Description of the task: Copy, in full, each line of the material that holds the word "text".

┌──

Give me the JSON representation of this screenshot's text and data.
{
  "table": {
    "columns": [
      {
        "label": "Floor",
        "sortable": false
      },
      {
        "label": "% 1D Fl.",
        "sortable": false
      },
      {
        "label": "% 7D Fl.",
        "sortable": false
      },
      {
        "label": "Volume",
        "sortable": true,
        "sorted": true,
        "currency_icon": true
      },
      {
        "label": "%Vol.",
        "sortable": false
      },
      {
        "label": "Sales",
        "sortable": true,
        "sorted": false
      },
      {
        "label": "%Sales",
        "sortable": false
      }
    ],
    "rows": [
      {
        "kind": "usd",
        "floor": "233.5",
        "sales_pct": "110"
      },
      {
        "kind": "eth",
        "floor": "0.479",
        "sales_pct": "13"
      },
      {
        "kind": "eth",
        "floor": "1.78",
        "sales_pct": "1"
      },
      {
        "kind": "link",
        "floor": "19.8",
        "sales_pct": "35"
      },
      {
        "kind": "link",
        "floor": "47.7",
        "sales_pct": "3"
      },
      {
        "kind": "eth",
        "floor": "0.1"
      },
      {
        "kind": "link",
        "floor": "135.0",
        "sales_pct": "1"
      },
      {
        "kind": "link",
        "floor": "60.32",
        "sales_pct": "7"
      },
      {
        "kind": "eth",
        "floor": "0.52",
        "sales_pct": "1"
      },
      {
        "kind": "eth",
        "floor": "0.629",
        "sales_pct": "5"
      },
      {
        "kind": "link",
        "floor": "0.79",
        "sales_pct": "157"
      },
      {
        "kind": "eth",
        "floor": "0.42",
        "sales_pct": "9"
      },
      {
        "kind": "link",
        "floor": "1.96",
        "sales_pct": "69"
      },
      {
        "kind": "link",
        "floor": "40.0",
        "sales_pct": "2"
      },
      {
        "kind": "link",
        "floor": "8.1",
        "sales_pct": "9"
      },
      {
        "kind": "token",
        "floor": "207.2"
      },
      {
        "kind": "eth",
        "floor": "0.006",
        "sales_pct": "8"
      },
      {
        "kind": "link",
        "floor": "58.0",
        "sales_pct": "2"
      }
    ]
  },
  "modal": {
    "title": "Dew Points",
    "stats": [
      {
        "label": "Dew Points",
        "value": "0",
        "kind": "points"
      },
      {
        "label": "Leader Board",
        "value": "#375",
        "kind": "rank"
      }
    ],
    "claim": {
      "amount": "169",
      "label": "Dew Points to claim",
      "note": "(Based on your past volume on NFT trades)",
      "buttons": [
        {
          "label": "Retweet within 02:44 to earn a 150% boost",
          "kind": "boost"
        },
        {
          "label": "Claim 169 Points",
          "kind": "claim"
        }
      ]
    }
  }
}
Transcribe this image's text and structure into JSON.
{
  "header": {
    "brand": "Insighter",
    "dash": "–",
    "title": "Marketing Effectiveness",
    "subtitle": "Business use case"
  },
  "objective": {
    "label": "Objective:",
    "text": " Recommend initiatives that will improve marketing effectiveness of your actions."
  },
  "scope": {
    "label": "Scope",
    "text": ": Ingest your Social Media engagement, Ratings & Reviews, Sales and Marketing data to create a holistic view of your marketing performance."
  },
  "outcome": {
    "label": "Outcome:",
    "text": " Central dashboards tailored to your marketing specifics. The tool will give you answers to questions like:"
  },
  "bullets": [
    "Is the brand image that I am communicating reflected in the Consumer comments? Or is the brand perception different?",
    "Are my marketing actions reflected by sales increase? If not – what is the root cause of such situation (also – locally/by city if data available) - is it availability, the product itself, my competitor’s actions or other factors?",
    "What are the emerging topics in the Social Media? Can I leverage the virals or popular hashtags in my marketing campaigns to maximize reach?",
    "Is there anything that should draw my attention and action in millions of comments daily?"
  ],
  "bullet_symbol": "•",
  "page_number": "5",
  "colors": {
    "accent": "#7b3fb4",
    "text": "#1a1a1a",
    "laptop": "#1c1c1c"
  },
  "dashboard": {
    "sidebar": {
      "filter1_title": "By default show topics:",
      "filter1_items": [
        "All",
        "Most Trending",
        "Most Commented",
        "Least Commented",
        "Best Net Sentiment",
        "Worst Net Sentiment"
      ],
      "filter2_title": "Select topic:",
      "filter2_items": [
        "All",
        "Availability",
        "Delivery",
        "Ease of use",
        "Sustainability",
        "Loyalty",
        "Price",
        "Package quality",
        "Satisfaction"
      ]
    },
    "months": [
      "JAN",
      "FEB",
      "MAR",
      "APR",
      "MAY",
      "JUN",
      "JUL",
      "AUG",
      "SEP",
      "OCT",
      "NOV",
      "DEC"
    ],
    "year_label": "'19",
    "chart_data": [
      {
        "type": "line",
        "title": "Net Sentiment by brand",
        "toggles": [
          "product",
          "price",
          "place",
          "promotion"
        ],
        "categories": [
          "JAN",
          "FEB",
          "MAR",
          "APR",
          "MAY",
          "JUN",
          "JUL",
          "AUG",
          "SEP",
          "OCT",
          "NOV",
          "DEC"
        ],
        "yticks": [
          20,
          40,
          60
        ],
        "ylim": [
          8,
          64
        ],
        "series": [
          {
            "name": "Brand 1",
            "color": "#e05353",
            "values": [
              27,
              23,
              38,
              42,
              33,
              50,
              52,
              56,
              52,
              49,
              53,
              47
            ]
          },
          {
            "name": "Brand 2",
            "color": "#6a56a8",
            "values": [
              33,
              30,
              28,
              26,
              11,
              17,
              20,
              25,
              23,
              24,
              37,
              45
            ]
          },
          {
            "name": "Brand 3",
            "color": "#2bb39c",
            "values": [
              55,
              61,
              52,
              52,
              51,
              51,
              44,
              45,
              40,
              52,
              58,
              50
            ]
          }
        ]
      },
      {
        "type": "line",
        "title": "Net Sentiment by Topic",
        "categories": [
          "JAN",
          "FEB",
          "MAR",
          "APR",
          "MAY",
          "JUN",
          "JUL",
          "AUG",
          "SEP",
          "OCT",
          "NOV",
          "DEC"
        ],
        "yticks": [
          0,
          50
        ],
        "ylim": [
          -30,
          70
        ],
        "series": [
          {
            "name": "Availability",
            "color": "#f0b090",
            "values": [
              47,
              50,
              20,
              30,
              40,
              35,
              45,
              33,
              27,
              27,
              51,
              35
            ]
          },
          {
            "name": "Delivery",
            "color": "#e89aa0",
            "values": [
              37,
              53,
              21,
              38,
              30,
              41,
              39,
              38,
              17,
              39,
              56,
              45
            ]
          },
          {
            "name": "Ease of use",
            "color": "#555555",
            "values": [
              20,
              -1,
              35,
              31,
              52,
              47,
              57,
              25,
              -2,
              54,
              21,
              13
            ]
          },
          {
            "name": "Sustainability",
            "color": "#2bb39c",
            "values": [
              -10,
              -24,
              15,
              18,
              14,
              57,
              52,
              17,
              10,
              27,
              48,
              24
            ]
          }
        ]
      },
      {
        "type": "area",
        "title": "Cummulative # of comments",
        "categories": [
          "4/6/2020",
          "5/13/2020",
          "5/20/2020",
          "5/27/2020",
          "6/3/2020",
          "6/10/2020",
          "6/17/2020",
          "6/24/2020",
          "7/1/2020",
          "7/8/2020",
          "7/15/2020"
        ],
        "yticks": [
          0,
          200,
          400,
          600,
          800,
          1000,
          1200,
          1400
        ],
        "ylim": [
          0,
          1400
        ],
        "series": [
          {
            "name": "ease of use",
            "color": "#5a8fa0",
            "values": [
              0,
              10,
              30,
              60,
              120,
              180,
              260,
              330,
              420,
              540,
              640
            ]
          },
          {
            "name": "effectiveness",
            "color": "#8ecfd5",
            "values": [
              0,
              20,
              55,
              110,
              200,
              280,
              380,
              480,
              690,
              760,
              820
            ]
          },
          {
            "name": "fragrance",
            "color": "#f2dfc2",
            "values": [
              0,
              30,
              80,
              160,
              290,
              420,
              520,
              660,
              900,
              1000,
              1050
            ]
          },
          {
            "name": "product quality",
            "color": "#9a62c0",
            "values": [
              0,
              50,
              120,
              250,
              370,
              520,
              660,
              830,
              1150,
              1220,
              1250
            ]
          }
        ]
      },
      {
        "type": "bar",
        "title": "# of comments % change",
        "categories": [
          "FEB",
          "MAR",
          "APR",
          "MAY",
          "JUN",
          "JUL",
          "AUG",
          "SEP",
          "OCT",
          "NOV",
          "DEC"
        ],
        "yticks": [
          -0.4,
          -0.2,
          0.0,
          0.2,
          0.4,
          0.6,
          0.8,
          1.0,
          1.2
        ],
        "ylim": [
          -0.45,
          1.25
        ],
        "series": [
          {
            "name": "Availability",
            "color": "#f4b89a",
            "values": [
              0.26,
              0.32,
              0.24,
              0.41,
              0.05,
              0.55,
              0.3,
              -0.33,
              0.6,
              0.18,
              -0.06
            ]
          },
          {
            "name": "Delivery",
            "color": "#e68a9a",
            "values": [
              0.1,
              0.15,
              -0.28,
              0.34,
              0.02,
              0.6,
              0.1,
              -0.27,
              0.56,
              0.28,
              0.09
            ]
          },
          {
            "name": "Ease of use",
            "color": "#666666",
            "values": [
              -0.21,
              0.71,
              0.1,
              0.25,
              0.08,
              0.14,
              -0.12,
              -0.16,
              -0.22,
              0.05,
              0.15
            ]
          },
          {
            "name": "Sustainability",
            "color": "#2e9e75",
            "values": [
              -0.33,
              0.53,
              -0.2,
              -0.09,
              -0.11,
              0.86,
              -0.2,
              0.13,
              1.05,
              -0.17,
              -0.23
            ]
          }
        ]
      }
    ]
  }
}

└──

Solution to the exercise:
Give me the JSON representation of this screenshot's text and data.
Transcribe this image's text and structure into JSON.
    "text": " Recommend initiatives that will improve marketing effectiveness of your actions."
    "text": ": Ingest your Social Media engagement, Ratings & Reviews, Sales and Marketing data to create a holistic view of your marketing performance."
    "text": " Central dashboards tailored to your marketing specifics. The tool will give you answers to questions like:"
    "text": "#1a1a1a",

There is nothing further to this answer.